  1. Posted May 31, 2009 at 7:34 pm | Permalink

    On the other hand, I always left my teeth alone until they were hanging on by almost nothing and then they would come out painlessly when I ate something like a peach. Sometimes procrastination can pay off, but that’s probably not a good lesson to teach your kids. Well written, Austin, I enjoy your blog.

  2. Austin L. Church
    Posted June 18, 2009 at 3:36 pm | Permalink
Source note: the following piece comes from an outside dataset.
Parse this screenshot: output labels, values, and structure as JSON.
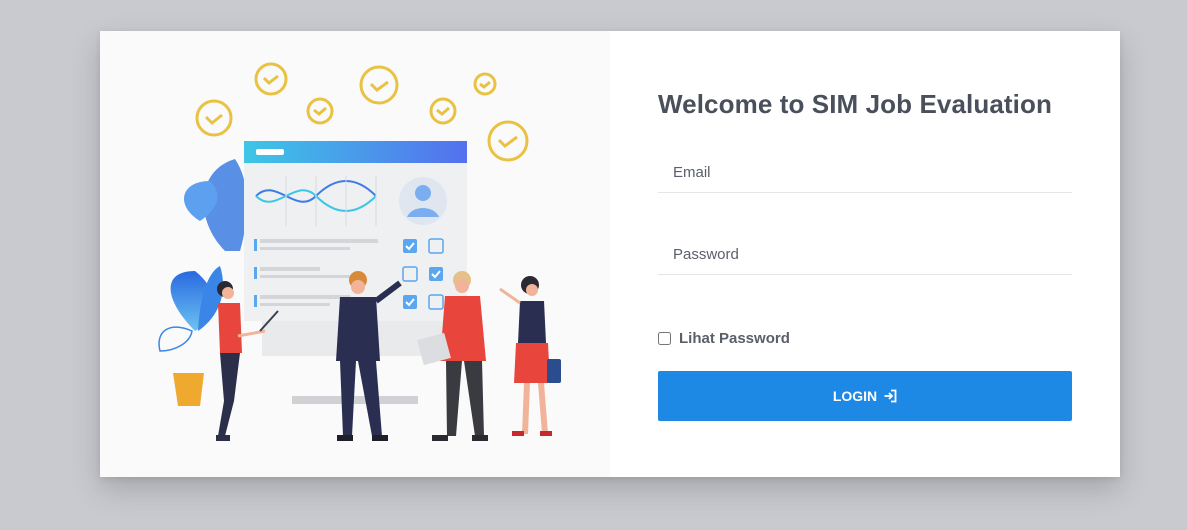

    I’m glad you enjoy the blog, Emily. I heard somewhere that the best comedians are the ones who have endured great suffering. I don’t claim to have suffered much, but I do believe that humors opens the doors of the heart so that it can receive truth. If we can take a different posture towards our suffering—turn over the umbrella to catch the rain—then our confusion and heartache can do some good for other people. There’s my sermon for the day.